Problem
Leaving the pictures aside, restate all of the data exactly.

Records shown
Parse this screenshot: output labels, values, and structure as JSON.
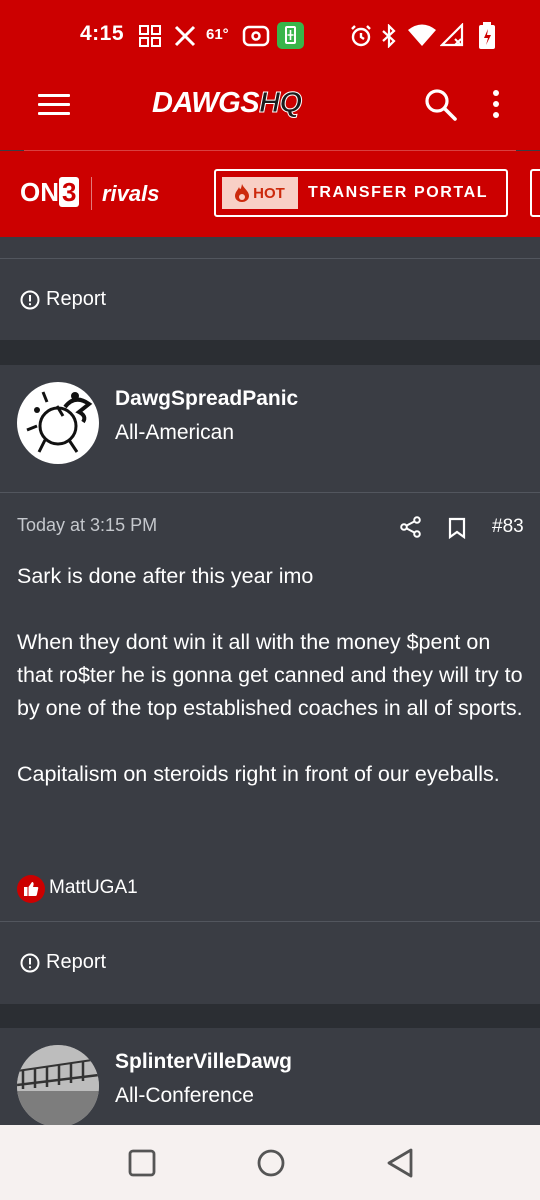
{
  "status_bar": {
    "time": "4:15",
    "temperature": "61°"
  },
  "app_bar": {
    "logo_main": "DAWGS",
    "logo_accent": "HQ"
  },
  "brand_bar": {
    "on3_prefix": "ON",
    "on3_number": "3",
    "rivals": "rivals",
    "hot_label": "HOT",
    "transfer_portal_label": "TRANSFER PORTAL"
  },
  "prev_post": {
    "report_label": "Report"
  },
  "post": {
    "username": "DawgSpreadPanic",
    "user_title": "All-American",
    "timestamp": "Today at 3:15 PM",
    "post_number": "#83",
    "paragraphs": [
      "Sark is done after this year imo",
      "When they dont win it all with the money $pent on that ro$ter he is gonna get canned and they will try to by one of the top established coaches in all of sports.",
      "Capitalism on steroids right in front of our eyeballs."
    ],
    "liked_by": "MattUGA1",
    "report_label": "Report"
  },
  "next_post": {
    "username": "SplinterVilleDawg",
    "user_title": "All-Conference"
  },
  "colors": {
    "brand_red": "#cc0000",
    "post_bg": "#3a3d44",
    "gap_bg": "#2b2e33"
  }
}
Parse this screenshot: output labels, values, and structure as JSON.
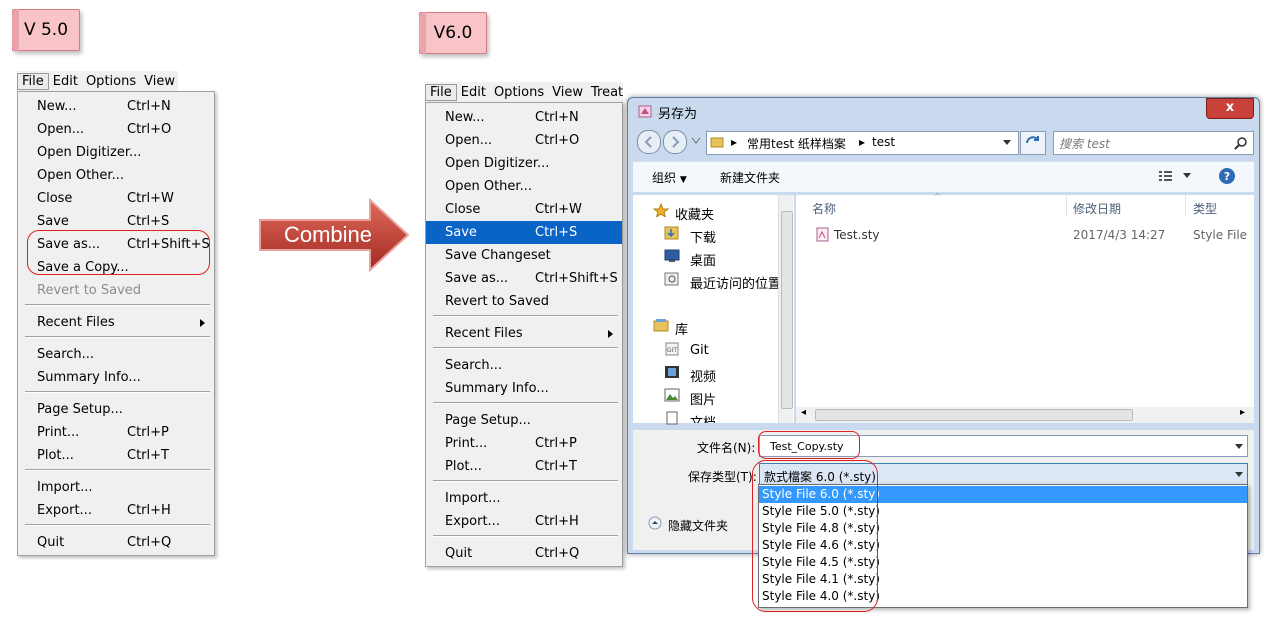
{
  "tags": {
    "v5": "V 5.0",
    "v6": "V6.0"
  },
  "combine_label": "Combine",
  "v5": {
    "menubar": [
      "File",
      "Edit",
      "Options",
      "View"
    ],
    "items": [
      {
        "label": "New...",
        "shortcut": "Ctrl+N"
      },
      {
        "label": "Open...",
        "shortcut": "Ctrl+O"
      },
      {
        "label": "Open Digitizer...",
        "shortcut": ""
      },
      {
        "label": "Open Other...",
        "shortcut": ""
      },
      {
        "label": "Close",
        "shortcut": "Ctrl+W"
      },
      {
        "label": "Save",
        "shortcut": "Ctrl+S"
      },
      {
        "label": "Save as...",
        "shortcut": "Ctrl+Shift+S"
      },
      {
        "label": "Save a Copy...",
        "shortcut": ""
      },
      {
        "label": "Revert to Saved",
        "shortcut": ""
      },
      {
        "label": "Recent Files",
        "shortcut": ""
      },
      {
        "label": "Search...",
        "shortcut": ""
      },
      {
        "label": "Summary Info...",
        "shortcut": ""
      },
      {
        "label": "Page Setup...",
        "shortcut": ""
      },
      {
        "label": "Print...",
        "shortcut": "Ctrl+P"
      },
      {
        "label": "Plot...",
        "shortcut": "Ctrl+T"
      },
      {
        "label": "Import...",
        "shortcut": ""
      },
      {
        "label": "Export...",
        "shortcut": "Ctrl+H"
      },
      {
        "label": "Quit",
        "shortcut": "Ctrl+Q"
      }
    ]
  },
  "v6": {
    "menubar": [
      "File",
      "Edit",
      "Options",
      "View",
      "Treatr"
    ],
    "items": [
      {
        "label": "New...",
        "shortcut": "Ctrl+N"
      },
      {
        "label": "Open...",
        "shortcut": "Ctrl+O"
      },
      {
        "label": "Open Digitizer...",
        "shortcut": ""
      },
      {
        "label": "Open Other...",
        "shortcut": ""
      },
      {
        "label": "Close",
        "shortcut": "Ctrl+W"
      },
      {
        "label": "Save",
        "shortcut": "Ctrl+S"
      },
      {
        "label": "Save Changeset",
        "shortcut": ""
      },
      {
        "label": "Save as...",
        "shortcut": "Ctrl+Shift+S"
      },
      {
        "label": "Revert to Saved",
        "shortcut": ""
      },
      {
        "label": "Recent Files",
        "shortcut": ""
      },
      {
        "label": "Search...",
        "shortcut": ""
      },
      {
        "label": "Summary Info...",
        "shortcut": ""
      },
      {
        "label": "Page Setup...",
        "shortcut": ""
      },
      {
        "label": "Print...",
        "shortcut": "Ctrl+P"
      },
      {
        "label": "Plot...",
        "shortcut": "Ctrl+T"
      },
      {
        "label": "Import...",
        "shortcut": ""
      },
      {
        "label": "Export...",
        "shortcut": "Ctrl+H"
      },
      {
        "label": "Quit",
        "shortcut": "Ctrl+Q"
      }
    ]
  },
  "dialog": {
    "title": "另存为",
    "close": "x",
    "path": [
      "常用test 纸样档案",
      "test"
    ],
    "search_placeholder": "搜索 test",
    "organize": "组织",
    "new_folder": "新建文件夹",
    "nav": {
      "favorites": "收藏夹",
      "downloads": "下载",
      "desktop": "桌面",
      "recent": "最近访问的位置",
      "libraries": "库",
      "git": "Git",
      "videos": "视频",
      "pictures": "图片",
      "documents": "文档"
    },
    "columns": {
      "name": "名称",
      "date": "修改日期",
      "type": "类型"
    },
    "file": {
      "name": "Test.sty",
      "date": "2017/4/3 14:27",
      "type": "Style File"
    },
    "filename_label": "文件名(N):",
    "filename_value": "Test_Copy.sty",
    "savetype_label": "保存类型(T):",
    "savetype_value": "款式檔案 6.0 (*.sty)",
    "hide_folders": "隐藏文件夹",
    "type_options": [
      "Style File  6.0 (*.sty)",
      "Style File  5.0 (*.sty)",
      "Style File  4.8 (*.sty)",
      "Style File  4.6 (*.sty)",
      "Style File  4.5 (*.sty)",
      "Style File  4.1 (*.sty)",
      "Style File  4.0 (*.sty)"
    ]
  }
}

Answer to this problem
Parse this screenshot: output labels, values, and structure as JSON.
{
  "status_bar": {
    "time": "4:15",
    "temperature": "61°"
  },
  "app_bar": {
    "logo_main": "DAWGS",
    "logo_accent": "HQ"
  },
  "brand_bar": {
    "on3_prefix": "ON",
    "on3_number": "3",
    "rivals": "rivals",
    "hot_label": "HOT",
    "transfer_portal_label": "TRANSFER PORTAL"
  },
  "prev_post": {
    "report_label": "Report"
  },
  "post": {
    "username": "DawgSpreadPanic",
    "user_title": "All-American",
    "timestamp": "Today at 3:15 PM",
    "post_number": "#83",
    "paragraphs": [
      "Sark is done after this year imo",
      "When they dont win it all with the money $pent on that ro$ter he is gonna get canned and they will try to by one of the top established coaches in all of sports.",
      "Capitalism on steroids right in front of our eyeballs."
    ],
    "liked_by": "MattUGA1",
    "report_label": "Report"
  },
  "next_post": {
    "username": "SplinterVilleDawg",
    "user_title": "All-Conference"
  },
  "colors": {
    "brand_red": "#cc0000",
    "post_bg": "#3a3d44",
    "gap_bg": "#2b2e33"
  }
}
Parse this screenshot: output labels, values, and structure as JSON.
{
  "tags": {
    "v5": "V 5.0",
    "v6": "V6.0"
  },
  "combine_label": "Combine",
  "v5": {
    "menubar": [
      "File",
      "Edit",
      "Options",
      "View"
    ],
    "items": [
      {
        "label": "New...",
        "shortcut": "Ctrl+N"
      },
      {
        "label": "Open...",
        "shortcut": "Ctrl+O"
      },
      {
        "label": "Open Digitizer...",
        "shortcut": ""
      },
      {
        "label": "Open Other...",
        "shortcut": ""
      },
      {
        "label": "Close",
        "shortcut": "Ctrl+W"
      },
      {
        "label": "Save",
        "shortcut": "Ctrl+S"
      },
      {
        "label": "Save as...",
        "shortcut": "Ctrl+Shift+S"
      },
      {
        "label": "Save a Copy...",
        "shortcut": ""
      },
      {
        "label": "Revert to Saved",
        "shortcut": ""
      },
      {
        "label": "Recent Files",
        "shortcut": ""
      },
      {
        "label": "Search...",
        "shortcut": ""
      },
      {
        "label": "Summary Info...",
        "shortcut": ""
      },
      {
        "label": "Page Setup...",
        "shortcut": ""
      },
      {
        "label": "Print...",
        "shortcut": "Ctrl+P"
      },
      {
        "label": "Plot...",
        "shortcut": "Ctrl+T"
      },
      {
        "label": "Import...",
        "shortcut": ""
      },
      {
        "label": "Export...",
        "shortcut": "Ctrl+H"
      },
      {
        "label": "Quit",
        "shortcut": "Ctrl+Q"
      }
    ]
  },
  "v6": {
    "menubar": [
      "File",
      "Edit",
      "Options",
      "View",
      "Treatr"
    ],
    "items": [
      {
        "label": "New...",
        "shortcut": "Ctrl+N"
      },
      {
        "label": "Open...",
        "shortcut": "Ctrl+O"
      },
      {
        "label": "Open Digitizer...",
        "shortcut": ""
      },
      {
        "label": "Open Other...",
        "shortcut": ""
      },
      {
        "label": "Close",
        "shortcut": "Ctrl+W"
      },
      {
        "label": "Save",
        "shortcut": "Ctrl+S"
      },
      {
        "label": "Save Changeset",
        "shortcut": ""
      },
      {
        "label": "Save as...",
        "shortcut": "Ctrl+Shift+S"
      },
      {
        "label": "Revert to Saved",
        "shortcut": ""
      },
      {
        "label": "Recent Files",
        "shortcut": ""
      },
      {
        "label": "Search...",
        "shortcut": ""
      },
      {
        "label": "Summary Info...",
        "shortcut": ""
      },
      {
        "label": "Page Setup...",
        "shortcut": ""
      },
      {
        "label": "Print...",
        "shortcut": "Ctrl+P"
      },
      {
        "label": "Plot...",
        "shortcut": "Ctrl+T"
      },
      {
        "label": "Import...",
        "shortcut": ""
      },
      {
        "label": "Export...",
        "shortcut": "Ctrl+H"
      },
      {
        "label": "Quit",
        "shortcut": "Ctrl+Q"
      }
    ]
  },
  "dialog": {
    "title": "另存为",
    "close": "x",
    "path": [
      "常用test 纸样档案",
      "test"
    ],
    "search_placeholder": "搜索 test",
    "organize": "组织",
    "new_folder": "新建文件夹",
    "nav": {
      "favorites": "收藏夹",
      "downloads": "下载",
      "desktop": "桌面",
      "recent": "最近访问的位置",
      "libraries": "库",
      "git": "Git",
      "videos": "视频",
      "pictures": "图片",
      "documents": "文档"
    },
    "columns": {
      "name": "名称",
      "date": "修改日期",
      "type": "类型"
    },
    "file": {
      "name": "Test.sty",
      "date": "2017/4/3 14:27",
      "type": "Style File"
    },
    "filename_label": "文件名(N):",
    "filename_value": "Test_Copy.sty",
    "savetype_label": "保存类型(T):",
    "savetype_value": "款式檔案 6.0 (*.sty)",
    "hide_folders": "隐藏文件夹",
    "type_options": [
      "Style File  6.0 (*.sty)",
      "Style File  5.0 (*.sty)",
      "Style File  4.8 (*.sty)",
      "Style File  4.6 (*.sty)",
      "Style File  4.5 (*.sty)",
      "Style File  4.1 (*.sty)",
      "Style File  4.0 (*.sty)"
    ]
  }
}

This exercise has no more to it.